Pro-Russian separatists in eastern Ukraine said Thursday they would go ahead with a referendum on secession set for Sunday, defying Russian President Vladimir Putin’s call to postpone it and dashing hopes of dialogue with the government in Kiev. Western capitals had already been skeptical of Mr. Putin’s surprise appeal Wednesday, a change of tone that included a claim that Russian troops had pulled back from the border. With the decision by separatists in the Luhansk and Donetsk regions at the heart of the insurgency, the conflict again appeared to be escalating. (Follow the latest updates on the crisis in Ukraine.) In Kiev, the Foreign Ministry said the decisions confirmed fears that Moscow was just trying “to whitewash its aggression in the eyes of the international community” by appearing to endorse dialogue. Ukrainian officials rejected Moscow’s demands that they end their military operation in eastern Ukraine and negotiate with the rebels.

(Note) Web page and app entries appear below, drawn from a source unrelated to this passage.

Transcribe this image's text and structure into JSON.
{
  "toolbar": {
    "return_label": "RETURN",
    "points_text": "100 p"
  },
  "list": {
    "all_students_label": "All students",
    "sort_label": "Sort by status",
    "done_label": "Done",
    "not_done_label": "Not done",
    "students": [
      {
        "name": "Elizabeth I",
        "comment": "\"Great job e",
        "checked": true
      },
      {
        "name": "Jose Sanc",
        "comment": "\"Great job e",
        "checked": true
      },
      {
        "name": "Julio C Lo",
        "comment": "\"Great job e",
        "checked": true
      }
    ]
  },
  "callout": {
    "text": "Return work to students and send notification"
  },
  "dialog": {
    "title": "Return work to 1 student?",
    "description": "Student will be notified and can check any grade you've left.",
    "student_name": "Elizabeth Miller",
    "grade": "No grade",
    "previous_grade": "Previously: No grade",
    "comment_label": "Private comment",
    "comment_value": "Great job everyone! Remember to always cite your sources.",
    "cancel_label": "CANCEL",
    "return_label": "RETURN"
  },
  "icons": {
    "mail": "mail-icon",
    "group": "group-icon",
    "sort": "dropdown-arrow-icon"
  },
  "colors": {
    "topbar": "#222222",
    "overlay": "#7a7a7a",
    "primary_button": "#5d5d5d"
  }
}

Three states are holding primaries Tuesday, and voters might understandably be confused over what kind of identification they need to show at the polls. In Indiana, it has to be a government-issued photo ID. In Ohio, you can get by with a utility bill. In North Carolina, you won’t need a photo ID until 2016. But that law, along with ID laws in many other states, faces an uncertain future. “We have Florida, Georgia, Indiana,” says Wendy Underhill, of the National Conference of State Legislatures. She’s ticking off the names of some of the states that required voters to show a photo ID back in 2012. When it comes to state voting laws, Underhill has an important job: She’s the keeper of a frequently consulted list of ID requirements, which seems to change almost daily. (The NCSL has this online resource of voter ID requirements.) This year, Underhill says, there are 16 states that require voters to show a photo ID, eight of which have what are called strict photo ID rules. That means without the credential, you basically can’t vote. “But one of those is Arkansas, and so in Arkansas we don’t know whether that will be in place or not,” Underhill says.